**YOUR OBJECTIVE**
Extract from the listing each line in which the word "JSON" appears.

**DATASET RECORDS**
▼

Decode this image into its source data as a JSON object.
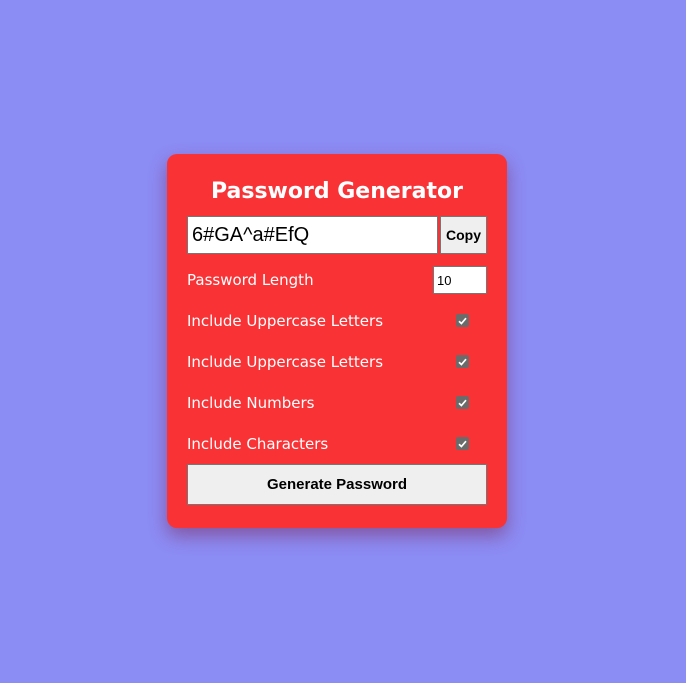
{
  "colors": {
    "page_background": "#8c8cf5",
    "card_background": "#f93236",
    "button_background": "#efefef",
    "text_on_card": "#ffffff"
  },
  "generator": {
    "title": "Password Generator",
    "password_value": "6#GA^a#EfQ",
    "copy_label": "Copy",
    "length_label": "Password Length",
    "length_value": "10",
    "options": [
      {
        "label": "Include Uppercase Letters",
        "checked": true
      },
      {
        "label": "Include Uppercase Letters",
        "checked": true
      },
      {
        "label": "Include Numbers",
        "checked": true
      },
      {
        "label": "Include Characters",
        "checked": true
      }
    ],
    "generate_label": "Generate Password"
  }
}
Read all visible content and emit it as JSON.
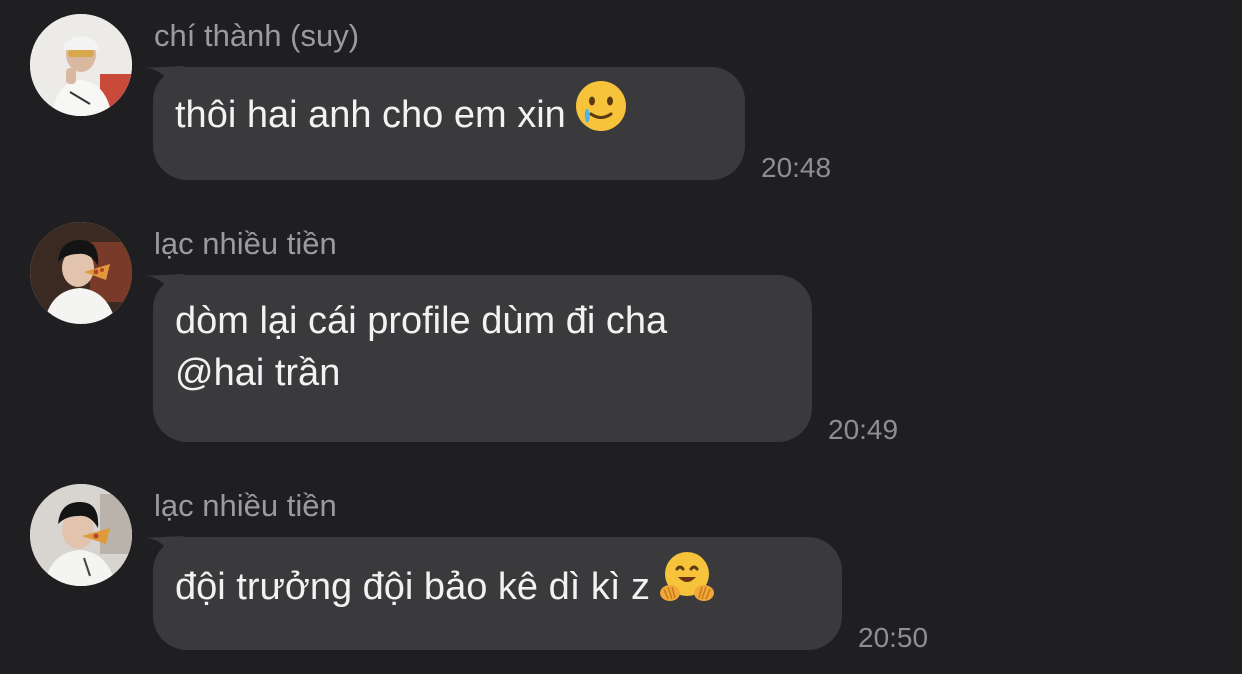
{
  "messages": [
    {
      "sender": "chí thành (suy)",
      "text_lines": [
        "thôi hai anh cho em xin"
      ],
      "emoji": "smiling-face-with-tear-icon",
      "time": "20:48"
    },
    {
      "sender": "lạc nhiều tiền",
      "text_lines": [
        "dòm lại cái profile dùm đi cha",
        "@hai trần"
      ],
      "emoji": "",
      "time": "20:49"
    },
    {
      "sender": "lạc nhiều tiền",
      "text_lines": [
        "đội trưởng đội bảo kê dì kì z"
      ],
      "emoji": "hugging-face-icon",
      "time": "20:50"
    }
  ],
  "colors": {
    "background": "#1f1f21",
    "bubble": "#3a3a3c",
    "sender_text": "#9b9b9f",
    "message_text": "#f2f2f2",
    "timestamp": "#8e8e93"
  }
}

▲

**SOLUTION**
Decode this image into its source data as a JSON object.
Read all visible content and emit it as JSON.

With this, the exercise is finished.